Last year, I called in to a bookshop in a city not too far from where I live, and ordered three books. I was after Kurt Vonnegut's Cat's Cradle, J.D. Salinger's Franny and Zooey, and Strunk and White's The Elements of Style. None of the books were on the shelves, but I thought it'd be good to support the High Street bookshop rather than order online. This began inauspiciously as the shop assistant had never heard of any of the authors or titles and seemed to think that J.D. Salinger was a book by Franny and Zooey, but we found the titles (online) in the end and they were duly ordered. Two weeks later, I collected the Vonnegut and the Salinger, but was advised there'd be a delay with The Elements of Style. However, when I looked at the invoice, I noticed they were intending to charge me over $70.00 for the edition they'd tracked down, and so (although they weren't happy about this) I cancelled the order on the spot. After all, I'd priced The Elements of Style at approximately $15.00 on Amazon.

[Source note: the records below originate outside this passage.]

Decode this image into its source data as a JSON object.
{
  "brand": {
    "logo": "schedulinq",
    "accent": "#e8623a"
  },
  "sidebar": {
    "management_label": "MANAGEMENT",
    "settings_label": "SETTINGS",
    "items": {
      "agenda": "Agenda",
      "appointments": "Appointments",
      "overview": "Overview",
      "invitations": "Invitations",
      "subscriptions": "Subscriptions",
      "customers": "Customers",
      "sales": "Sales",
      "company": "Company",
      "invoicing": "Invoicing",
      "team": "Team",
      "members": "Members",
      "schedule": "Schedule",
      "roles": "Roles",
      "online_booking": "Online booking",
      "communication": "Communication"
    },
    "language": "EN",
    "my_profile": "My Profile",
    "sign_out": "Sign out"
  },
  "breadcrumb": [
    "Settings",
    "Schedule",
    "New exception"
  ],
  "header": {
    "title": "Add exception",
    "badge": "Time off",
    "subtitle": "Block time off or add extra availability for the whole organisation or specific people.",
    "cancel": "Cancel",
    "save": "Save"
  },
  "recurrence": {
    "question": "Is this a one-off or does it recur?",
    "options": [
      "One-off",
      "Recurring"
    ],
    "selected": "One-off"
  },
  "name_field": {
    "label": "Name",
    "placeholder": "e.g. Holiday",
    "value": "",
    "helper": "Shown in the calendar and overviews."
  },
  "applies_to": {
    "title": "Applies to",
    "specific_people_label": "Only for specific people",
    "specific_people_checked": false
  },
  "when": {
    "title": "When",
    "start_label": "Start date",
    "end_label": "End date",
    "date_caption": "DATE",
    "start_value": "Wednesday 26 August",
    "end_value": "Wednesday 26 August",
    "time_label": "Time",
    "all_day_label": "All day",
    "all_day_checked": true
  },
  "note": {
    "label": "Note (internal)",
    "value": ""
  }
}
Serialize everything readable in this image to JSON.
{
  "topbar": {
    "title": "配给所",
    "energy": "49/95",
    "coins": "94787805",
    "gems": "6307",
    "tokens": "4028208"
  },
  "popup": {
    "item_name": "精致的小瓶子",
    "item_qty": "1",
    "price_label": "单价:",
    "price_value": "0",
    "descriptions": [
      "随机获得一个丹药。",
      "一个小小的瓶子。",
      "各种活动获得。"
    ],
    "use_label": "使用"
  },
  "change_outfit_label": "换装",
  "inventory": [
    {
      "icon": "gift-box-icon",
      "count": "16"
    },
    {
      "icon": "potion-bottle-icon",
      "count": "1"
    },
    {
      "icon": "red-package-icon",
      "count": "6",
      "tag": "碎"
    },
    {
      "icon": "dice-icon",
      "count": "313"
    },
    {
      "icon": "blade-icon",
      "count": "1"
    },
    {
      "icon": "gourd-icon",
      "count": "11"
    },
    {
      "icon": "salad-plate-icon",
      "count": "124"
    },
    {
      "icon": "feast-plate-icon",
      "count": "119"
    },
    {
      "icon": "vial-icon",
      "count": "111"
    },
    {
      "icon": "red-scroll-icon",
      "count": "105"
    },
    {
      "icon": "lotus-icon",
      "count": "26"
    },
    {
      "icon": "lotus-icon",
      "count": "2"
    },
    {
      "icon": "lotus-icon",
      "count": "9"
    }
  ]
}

To Amazon I duly went, ordered, paid - the entire biz - and was quickly advised it was on its way. But I waited and waited... until I received an email from them telling me that the package had been returned and could I please check that address details were correct.
They were. I'd received quite a few packages from Amazon to the address I'd provided, so it shouldn't have posed a problem. Upon digging a little deeper, I found that the package had been 'returned to sender' by Deutsche Poste and that, on this occasion, Amazon had abbreviated the 'Australia' line of my address to 'AU' and had then posted it to Austria.
I gave up for several months, but decided recently that I really would like this book, and so thought I'd give Amazon another try. And Hey Presto! it's arrived: a beautiful hard cover, fiftieth anniversary edition for less than $12.00 (thanks to the strong Australian dollar).
It hasn't disappointed.
Here's a sample (without all the examples) from Chapter II - Elementary Principles of Composition:
17. Omit needless wordsVigorous writing is concise. A sentence should contain no unnecessary words, a paragraph no unnecessary sentences, for the same reason that a drawing should have no unnecessary lines and a machine no unnecessary parts. This requires not that the writer make all sentences short, or avoid all detail and treat subjects only in outline, but that every word tell.Many expressions in common use violate this principle ... The fact that is an especially debilitating expression. It should be revised out of every sentence in which it occurs ... As the active voice is more concise than the passive, and a positive statement more concise than a negative one, many of the examples given under Rules 14 and 15 illustrate this rule as well...